DATASET —

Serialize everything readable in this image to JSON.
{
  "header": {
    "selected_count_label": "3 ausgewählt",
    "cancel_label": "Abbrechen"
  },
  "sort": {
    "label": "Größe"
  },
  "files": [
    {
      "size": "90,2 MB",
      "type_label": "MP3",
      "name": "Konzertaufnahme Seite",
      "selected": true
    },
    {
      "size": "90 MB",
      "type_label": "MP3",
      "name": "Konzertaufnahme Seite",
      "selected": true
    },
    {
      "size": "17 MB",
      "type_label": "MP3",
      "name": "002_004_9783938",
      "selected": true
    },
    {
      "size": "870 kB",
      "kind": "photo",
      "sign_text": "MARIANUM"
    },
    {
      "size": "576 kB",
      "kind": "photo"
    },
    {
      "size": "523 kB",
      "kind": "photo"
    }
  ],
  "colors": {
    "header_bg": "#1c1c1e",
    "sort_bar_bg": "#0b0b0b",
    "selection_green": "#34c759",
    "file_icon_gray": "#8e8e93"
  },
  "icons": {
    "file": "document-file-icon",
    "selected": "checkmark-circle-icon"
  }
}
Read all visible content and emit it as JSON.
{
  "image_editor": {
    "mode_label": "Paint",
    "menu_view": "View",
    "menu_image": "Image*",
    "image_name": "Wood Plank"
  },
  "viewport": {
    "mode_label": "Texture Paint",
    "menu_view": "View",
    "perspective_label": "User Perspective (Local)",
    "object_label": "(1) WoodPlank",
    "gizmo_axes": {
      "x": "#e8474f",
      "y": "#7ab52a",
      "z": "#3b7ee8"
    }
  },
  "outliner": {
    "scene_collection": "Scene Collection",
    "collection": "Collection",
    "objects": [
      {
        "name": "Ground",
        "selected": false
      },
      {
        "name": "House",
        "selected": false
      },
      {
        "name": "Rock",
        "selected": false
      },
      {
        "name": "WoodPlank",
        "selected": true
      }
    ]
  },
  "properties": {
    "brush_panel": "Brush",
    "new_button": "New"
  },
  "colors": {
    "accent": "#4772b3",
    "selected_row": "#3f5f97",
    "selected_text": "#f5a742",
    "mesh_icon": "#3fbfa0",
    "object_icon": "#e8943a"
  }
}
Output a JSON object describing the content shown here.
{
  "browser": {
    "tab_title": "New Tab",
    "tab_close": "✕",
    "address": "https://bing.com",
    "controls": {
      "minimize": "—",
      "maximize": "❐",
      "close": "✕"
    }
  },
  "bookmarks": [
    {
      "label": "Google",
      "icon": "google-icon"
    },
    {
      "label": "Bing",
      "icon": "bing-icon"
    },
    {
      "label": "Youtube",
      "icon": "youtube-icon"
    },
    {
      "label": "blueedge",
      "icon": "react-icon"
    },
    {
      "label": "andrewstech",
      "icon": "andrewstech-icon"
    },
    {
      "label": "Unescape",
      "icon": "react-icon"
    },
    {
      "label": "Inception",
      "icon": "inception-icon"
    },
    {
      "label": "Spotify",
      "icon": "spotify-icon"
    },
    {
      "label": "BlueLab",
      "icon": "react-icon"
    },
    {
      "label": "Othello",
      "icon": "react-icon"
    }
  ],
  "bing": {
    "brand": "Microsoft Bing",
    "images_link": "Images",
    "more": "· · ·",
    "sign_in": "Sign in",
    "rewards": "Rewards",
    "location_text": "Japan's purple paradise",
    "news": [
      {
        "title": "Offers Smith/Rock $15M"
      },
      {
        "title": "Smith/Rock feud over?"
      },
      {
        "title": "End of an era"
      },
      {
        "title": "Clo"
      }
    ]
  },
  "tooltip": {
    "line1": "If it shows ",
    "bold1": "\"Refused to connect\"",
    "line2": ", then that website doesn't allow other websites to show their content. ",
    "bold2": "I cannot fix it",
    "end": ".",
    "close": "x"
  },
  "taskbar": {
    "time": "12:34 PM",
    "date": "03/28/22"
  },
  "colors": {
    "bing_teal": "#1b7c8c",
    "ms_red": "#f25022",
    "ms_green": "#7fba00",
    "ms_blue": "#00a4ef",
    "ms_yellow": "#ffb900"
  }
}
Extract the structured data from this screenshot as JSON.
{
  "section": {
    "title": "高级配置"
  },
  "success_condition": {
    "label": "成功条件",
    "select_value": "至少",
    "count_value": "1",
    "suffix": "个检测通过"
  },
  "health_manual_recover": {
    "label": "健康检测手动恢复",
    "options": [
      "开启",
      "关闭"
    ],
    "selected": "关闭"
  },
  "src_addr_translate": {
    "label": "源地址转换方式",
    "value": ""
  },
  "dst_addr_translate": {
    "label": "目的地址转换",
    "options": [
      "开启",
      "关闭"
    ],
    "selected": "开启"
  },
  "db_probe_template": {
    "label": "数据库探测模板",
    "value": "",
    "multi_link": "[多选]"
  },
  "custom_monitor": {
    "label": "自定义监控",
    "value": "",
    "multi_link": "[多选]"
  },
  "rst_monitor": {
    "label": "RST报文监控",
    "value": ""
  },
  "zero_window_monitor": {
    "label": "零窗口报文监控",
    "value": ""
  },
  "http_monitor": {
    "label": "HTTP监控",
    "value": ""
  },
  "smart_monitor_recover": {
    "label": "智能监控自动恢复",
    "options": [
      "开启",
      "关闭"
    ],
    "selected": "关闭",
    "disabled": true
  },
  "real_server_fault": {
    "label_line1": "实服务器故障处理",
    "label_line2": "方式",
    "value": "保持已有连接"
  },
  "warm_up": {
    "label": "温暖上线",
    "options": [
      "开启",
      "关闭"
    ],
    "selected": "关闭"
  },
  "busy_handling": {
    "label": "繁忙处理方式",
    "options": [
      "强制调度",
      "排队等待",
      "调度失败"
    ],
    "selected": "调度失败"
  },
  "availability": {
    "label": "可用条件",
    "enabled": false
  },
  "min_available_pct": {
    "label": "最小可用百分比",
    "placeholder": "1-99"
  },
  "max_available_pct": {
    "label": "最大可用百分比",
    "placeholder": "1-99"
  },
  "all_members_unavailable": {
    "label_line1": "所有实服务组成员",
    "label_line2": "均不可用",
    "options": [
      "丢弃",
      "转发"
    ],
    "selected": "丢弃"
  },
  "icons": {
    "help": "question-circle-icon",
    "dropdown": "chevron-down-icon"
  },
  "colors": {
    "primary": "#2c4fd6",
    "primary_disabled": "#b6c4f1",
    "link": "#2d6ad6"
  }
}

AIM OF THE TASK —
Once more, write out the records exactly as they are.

EXERCISE ANSWER —
Serialize everything readable in this image to JSON.
{
  "header": {
    "selected_count_label": "3 ausgewählt",
    "cancel_label": "Abbrechen"
  },
  "sort": {
    "label": "Größe"
  },
  "files": [
    {
      "size": "90,2 MB",
      "type_label": "MP3",
      "name": "Konzertaufnahme Seite",
      "selected": true
    },
    {
      "size": "90 MB",
      "type_label": "MP3",
      "name": "Konzertaufnahme Seite",
      "selected": true
    },
    {
      "size": "17 MB",
      "type_label": "MP3",
      "name": "002_004_9783938",
      "selected": true
    },
    {
      "size": "870 kB",
      "kind": "photo",
      "sign_text": "MARIANUM"
    },
    {
      "size": "576 kB",
      "kind": "photo"
    },
    {
      "size": "523 kB",
      "kind": "photo"
    }
  ],
  "colors": {
    "header_bg": "#1c1c1e",
    "sort_bar_bg": "#0b0b0b",
    "selection_green": "#34c759",
    "file_icon_gray": "#8e8e93"
  },
  "icons": {
    "file": "document-file-icon",
    "selected": "checkmark-circle-icon"
  }
}
Read all visible content and emit it as JSON.
{
  "image_editor": {
    "mode_label": "Paint",
    "menu_view": "View",
    "menu_image": "Image*",
    "image_name": "Wood Plank"
  },
  "viewport": {
    "mode_label": "Texture Paint",
    "menu_view": "View",
    "perspective_label": "User Perspective (Local)",
    "object_label": "(1) WoodPlank",
    "gizmo_axes": {
      "x": "#e8474f",
      "y": "#7ab52a",
      "z": "#3b7ee8"
    }
  },
  "outliner": {
    "scene_collection": "Scene Collection",
    "collection": "Collection",
    "objects": [
      {
        "name": "Ground",
        "selected": false
      },
      {
        "name": "House",
        "selected": false
      },
      {
        "name": "Rock",
        "selected": false
      },
      {
        "name": "WoodPlank",
        "selected": true
      }
    ]
  },
  "properties": {
    "brush_panel": "Brush",
    "new_button": "New"
  },
  "colors": {
    "accent": "#4772b3",
    "selected_row": "#3f5f97",
    "selected_text": "#f5a742",
    "mesh_icon": "#3fbfa0",
    "object_icon": "#e8943a"
  }
}
Output a JSON object describing the content shown here.
{
  "browser": {
    "tab_title": "New Tab",
    "tab_close": "✕",
    "address": "https://bing.com",
    "controls": {
      "minimize": "—",
      "maximize": "❐",
      "close": "✕"
    }
  },
  "bookmarks": [
    {
      "label": "Google",
      "icon": "google-icon"
    },
    {
      "label": "Bing",
      "icon": "bing-icon"
    },
    {
      "label": "Youtube",
      "icon": "youtube-icon"
    },
    {
      "label": "blueedge",
      "icon": "react-icon"
    },
    {
      "label": "andrewstech",
      "icon": "andrewstech-icon"
    },
    {
      "label": "Unescape",
      "icon": "react-icon"
    },
    {
      "label": "Inception",
      "icon": "inception-icon"
    },
    {
      "label": "Spotify",
      "icon": "spotify-icon"
    },
    {
      "label": "BlueLab",
      "icon": "react-icon"
    },
    {
      "label": "Othello",
      "icon": "react-icon"
    }
  ],
  "bing": {
    "brand": "Microsoft Bing",
    "images_link": "Images",
    "more": "· · ·",
    "sign_in": "Sign in",
    "rewards": "Rewards",
    "location_text": "Japan's purple paradise",
    "news": [
      {
        "title": "Offers Smith/Rock $15M"
      },
      {
        "title": "Smith/Rock feud over?"
      },
      {
        "title": "End of an era"
      },
      {
        "title": "Clo"
      }
    ]
  },
  "tooltip": {
    "line1": "If it shows ",
    "bold1": "\"Refused to connect\"",
    "line2": ", then that website doesn't allow other websites to show their content. ",
    "bold2": "I cannot fix it",
    "end": ".",
    "close": "x"
  },
  "taskbar": {
    "time": "12:34 PM",
    "date": "03/28/22"
  },
  "colors": {
    "bing_teal": "#1b7c8c",
    "ms_red": "#f25022",
    "ms_green": "#7fba00",
    "ms_blue": "#00a4ef",
    "ms_yellow": "#ffb900"
  }
}
Extract the structured data from this screenshot as JSON.
{
  "section": {
    "title": "高级配置"
  },
  "success_condition": {
    "label": "成功条件",
    "select_value": "至少",
    "count_value": "1",
    "suffix": "个检测通过"
  },
  "health_manual_recover": {
    "label": "健康检测手动恢复",
    "options": [
      "开启",
      "关闭"
    ],
    "selected": "关闭"
  },
  "src_addr_translate": {
    "label": "源地址转换方式",
    "value": ""
  },
  "dst_addr_translate": {
    "label": "目的地址转换",
    "options": [
      "开启",
      "关闭"
    ],
    "selected": "开启"
  },
  "db_probe_template": {
    "label": "数据库探测模板",
    "value": "",
    "multi_link": "[多选]"
  },
  "custom_monitor": {
    "label": "自定义监控",
    "value": "",
    "multi_link": "[多选]"
  },
  "rst_monitor": {
    "label": "RST报文监控",
    "value": ""
  },
  "zero_window_monitor": {
    "label": "零窗口报文监控",
    "value": ""
  },
  "http_monitor": {
    "label": "HTTP监控",
    "value": ""
  },
  "smart_monitor_recover": {
    "label": "智能监控自动恢复",
    "options": [
      "开启",
      "关闭"
    ],
    "selected": "关闭",
    "disabled": true
  },
  "real_server_fault": {
    "label_line1": "实服务器故障处理",
    "label_line2": "方式",
    "value": "保持已有连接"
  },
  "warm_up": {
    "label": "温暖上线",
    "options": [
      "开启",
      "关闭"
    ],
    "selected": "关闭"
  },
  "busy_handling": {
    "label": "繁忙处理方式",
    "options": [
      "强制调度",
      "排队等待",
      "调度失败"
    ],
    "selected": "调度失败"
  },
  "availability": {
    "label": "可用条件",
    "enabled": false
  },
  "min_available_pct": {
    "label": "最小可用百分比",
    "placeholder": "1-99"
  },
  "max_available_pct": {
    "label": "最大可用百分比",
    "placeholder": "1-99"
  },
  "all_members_unavailable": {
    "label_line1": "所有实服务组成员",
    "label_line2": "均不可用",
    "options": [
      "丢弃",
      "转发"
    ],
    "selected": "丢弃"
  },
  "icons": {
    "help": "question-circle-icon",
    "dropdown": "chevron-down-icon"
  },
  "colors": {
    "primary": "#2c4fd6",
    "primary_disabled": "#b6c4f1",
    "link": "#2d6ad6"
  }
}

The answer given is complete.